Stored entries
----------------------------------------

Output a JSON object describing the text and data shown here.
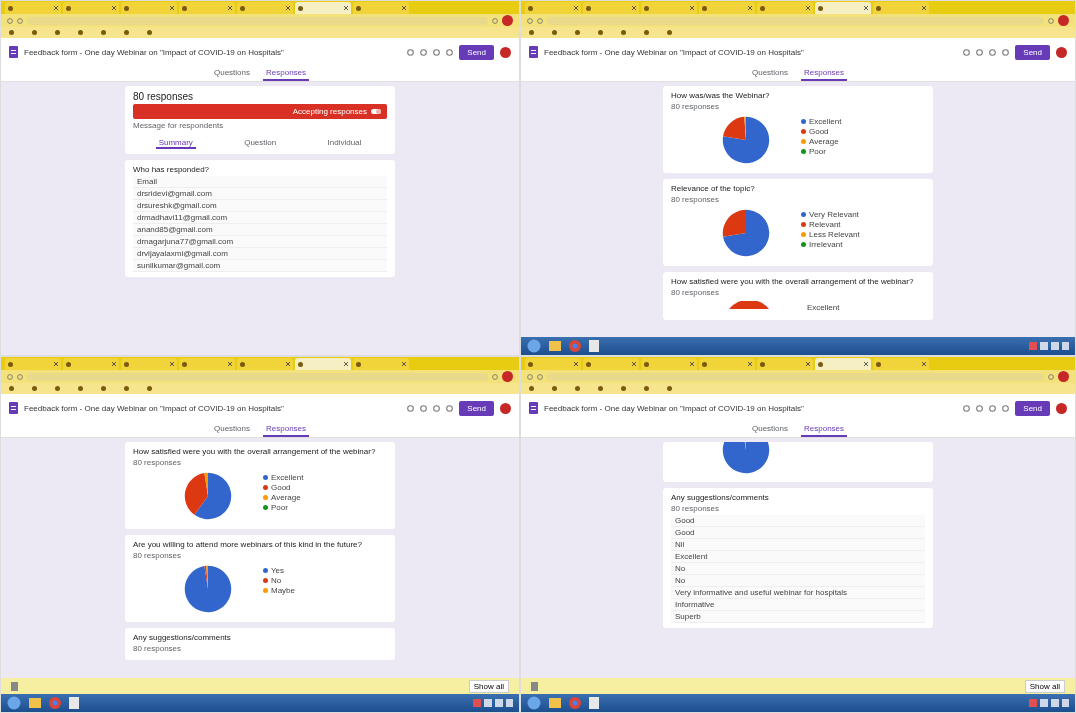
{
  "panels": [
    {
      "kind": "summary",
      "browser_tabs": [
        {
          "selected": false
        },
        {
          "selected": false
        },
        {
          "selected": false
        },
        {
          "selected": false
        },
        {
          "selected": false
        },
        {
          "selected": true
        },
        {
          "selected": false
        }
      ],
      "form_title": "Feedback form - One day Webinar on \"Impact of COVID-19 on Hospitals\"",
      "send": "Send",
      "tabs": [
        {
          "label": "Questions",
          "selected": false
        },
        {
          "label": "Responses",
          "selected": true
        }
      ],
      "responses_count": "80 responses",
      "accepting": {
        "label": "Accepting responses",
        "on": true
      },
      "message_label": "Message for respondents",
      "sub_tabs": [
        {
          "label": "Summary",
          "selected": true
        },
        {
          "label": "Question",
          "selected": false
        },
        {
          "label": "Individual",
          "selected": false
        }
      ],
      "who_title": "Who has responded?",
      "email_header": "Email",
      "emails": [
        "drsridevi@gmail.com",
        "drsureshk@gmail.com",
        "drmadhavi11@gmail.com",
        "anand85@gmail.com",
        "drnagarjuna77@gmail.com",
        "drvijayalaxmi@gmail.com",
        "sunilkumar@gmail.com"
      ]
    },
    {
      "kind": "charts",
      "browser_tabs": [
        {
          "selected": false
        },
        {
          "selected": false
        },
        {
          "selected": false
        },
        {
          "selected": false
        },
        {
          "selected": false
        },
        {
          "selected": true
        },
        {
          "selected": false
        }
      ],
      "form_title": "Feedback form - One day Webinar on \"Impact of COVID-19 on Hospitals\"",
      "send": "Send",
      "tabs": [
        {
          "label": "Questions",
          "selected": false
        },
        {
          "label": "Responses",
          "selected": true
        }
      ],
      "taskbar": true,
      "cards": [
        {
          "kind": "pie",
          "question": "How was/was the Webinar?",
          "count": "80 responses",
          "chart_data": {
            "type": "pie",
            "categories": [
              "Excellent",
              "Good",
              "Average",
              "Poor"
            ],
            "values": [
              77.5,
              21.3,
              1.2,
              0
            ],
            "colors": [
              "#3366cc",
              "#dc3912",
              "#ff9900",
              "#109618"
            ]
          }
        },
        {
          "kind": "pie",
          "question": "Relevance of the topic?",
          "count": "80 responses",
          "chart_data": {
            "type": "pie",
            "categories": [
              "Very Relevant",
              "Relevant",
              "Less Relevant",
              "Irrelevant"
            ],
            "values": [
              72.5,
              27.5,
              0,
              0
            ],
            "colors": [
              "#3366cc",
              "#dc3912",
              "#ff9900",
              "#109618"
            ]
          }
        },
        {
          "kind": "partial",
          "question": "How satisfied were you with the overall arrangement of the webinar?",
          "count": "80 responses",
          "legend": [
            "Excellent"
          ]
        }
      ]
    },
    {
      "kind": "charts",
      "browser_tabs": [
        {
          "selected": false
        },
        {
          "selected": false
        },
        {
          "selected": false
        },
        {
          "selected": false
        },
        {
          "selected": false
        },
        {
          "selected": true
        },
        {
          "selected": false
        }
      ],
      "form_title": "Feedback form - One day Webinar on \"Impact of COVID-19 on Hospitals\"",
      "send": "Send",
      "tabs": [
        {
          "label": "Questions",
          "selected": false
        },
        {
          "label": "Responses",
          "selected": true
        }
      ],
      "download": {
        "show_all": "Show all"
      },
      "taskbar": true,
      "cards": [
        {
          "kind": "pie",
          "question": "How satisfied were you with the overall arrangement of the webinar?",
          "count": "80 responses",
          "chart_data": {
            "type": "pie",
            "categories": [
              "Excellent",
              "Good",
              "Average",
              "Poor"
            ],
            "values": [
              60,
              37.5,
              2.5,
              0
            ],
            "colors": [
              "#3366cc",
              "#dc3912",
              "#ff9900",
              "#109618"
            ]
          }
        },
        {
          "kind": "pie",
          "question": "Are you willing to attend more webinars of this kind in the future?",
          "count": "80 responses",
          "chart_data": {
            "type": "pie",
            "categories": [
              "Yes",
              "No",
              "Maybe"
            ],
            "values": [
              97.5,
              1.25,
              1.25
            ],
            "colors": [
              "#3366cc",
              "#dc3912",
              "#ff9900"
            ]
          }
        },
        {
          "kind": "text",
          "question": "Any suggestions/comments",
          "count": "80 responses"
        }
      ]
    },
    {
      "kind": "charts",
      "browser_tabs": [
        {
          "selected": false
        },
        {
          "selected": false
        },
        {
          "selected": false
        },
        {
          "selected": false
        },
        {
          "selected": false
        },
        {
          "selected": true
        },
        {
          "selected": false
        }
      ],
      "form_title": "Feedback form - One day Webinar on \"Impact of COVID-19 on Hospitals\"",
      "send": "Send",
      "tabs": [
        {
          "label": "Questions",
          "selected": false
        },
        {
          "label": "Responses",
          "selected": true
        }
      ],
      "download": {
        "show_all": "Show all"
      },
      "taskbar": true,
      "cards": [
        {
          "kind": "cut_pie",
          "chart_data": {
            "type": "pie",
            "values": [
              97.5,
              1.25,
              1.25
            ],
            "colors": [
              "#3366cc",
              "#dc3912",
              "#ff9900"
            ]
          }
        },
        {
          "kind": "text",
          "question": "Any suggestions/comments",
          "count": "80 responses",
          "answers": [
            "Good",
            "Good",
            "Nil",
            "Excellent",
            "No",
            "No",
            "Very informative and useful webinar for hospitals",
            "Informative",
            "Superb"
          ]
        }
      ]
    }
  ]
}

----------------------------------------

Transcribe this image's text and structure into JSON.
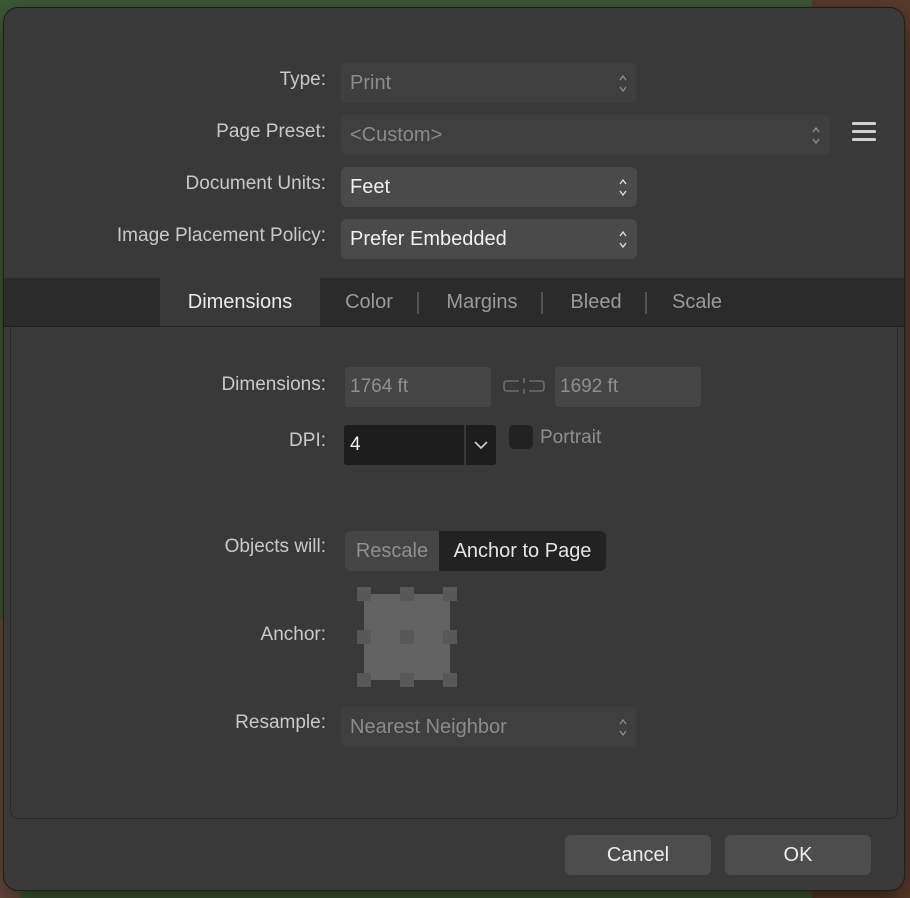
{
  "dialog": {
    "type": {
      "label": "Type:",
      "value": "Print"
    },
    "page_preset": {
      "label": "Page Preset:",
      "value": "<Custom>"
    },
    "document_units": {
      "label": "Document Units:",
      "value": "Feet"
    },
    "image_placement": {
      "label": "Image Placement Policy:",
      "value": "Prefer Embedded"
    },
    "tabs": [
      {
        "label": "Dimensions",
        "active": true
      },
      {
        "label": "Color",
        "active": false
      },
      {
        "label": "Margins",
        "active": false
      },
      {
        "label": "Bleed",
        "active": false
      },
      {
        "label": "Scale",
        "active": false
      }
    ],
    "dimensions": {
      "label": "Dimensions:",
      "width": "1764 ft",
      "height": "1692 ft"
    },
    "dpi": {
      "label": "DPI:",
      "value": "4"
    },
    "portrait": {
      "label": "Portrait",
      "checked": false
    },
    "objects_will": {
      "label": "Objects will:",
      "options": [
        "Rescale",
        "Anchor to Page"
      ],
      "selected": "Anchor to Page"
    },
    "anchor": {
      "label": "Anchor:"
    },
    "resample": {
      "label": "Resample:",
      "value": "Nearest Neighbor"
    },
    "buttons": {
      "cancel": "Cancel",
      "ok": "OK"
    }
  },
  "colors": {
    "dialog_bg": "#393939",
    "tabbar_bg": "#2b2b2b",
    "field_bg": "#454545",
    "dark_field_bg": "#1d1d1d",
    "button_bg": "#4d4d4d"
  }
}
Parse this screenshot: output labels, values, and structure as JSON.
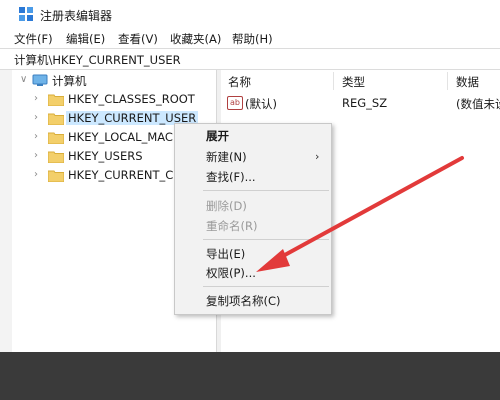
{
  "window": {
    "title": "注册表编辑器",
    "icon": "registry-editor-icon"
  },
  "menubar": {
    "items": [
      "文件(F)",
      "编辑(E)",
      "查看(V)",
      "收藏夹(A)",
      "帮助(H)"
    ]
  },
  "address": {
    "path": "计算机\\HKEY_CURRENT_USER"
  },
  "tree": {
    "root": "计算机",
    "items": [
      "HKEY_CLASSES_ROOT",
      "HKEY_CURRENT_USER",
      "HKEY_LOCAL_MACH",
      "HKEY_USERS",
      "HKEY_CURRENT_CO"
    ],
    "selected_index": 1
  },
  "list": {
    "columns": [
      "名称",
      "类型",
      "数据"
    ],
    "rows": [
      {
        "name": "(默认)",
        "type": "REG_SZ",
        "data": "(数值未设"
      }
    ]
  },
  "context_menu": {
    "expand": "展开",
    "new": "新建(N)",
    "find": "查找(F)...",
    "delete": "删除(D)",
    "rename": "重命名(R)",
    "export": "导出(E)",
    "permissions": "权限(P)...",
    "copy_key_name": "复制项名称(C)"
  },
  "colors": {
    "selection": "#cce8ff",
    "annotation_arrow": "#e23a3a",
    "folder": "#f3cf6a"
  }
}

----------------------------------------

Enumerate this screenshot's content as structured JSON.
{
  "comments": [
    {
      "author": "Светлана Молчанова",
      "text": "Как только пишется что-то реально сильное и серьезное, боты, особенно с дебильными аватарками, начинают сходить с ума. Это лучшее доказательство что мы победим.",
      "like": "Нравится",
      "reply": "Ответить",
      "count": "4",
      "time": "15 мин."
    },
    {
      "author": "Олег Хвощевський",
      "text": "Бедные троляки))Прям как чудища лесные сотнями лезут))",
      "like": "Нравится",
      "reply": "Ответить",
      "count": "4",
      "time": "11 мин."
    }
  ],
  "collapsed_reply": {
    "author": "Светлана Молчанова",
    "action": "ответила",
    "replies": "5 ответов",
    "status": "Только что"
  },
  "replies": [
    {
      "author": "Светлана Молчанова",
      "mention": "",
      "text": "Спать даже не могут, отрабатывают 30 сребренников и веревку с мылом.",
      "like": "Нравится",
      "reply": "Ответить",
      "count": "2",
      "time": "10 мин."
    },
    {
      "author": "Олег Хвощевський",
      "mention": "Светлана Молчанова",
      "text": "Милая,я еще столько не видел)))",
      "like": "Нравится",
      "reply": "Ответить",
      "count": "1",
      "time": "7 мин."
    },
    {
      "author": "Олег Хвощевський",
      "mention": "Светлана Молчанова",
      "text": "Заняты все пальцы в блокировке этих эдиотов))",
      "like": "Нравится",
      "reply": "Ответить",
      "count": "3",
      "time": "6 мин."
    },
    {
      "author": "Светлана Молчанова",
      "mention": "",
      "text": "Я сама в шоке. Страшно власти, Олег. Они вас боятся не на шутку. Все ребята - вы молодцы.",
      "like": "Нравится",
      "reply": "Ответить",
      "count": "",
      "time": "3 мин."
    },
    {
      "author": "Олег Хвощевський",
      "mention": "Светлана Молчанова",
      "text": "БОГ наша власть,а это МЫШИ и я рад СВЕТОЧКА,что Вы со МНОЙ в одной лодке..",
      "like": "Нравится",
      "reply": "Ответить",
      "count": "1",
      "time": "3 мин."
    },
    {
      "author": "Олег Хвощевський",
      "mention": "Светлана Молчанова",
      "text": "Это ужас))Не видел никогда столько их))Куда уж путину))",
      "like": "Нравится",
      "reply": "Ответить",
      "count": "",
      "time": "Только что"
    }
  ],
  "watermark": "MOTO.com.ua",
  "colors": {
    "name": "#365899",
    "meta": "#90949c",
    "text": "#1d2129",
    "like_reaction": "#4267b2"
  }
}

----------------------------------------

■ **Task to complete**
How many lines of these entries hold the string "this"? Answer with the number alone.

■ **Response**
4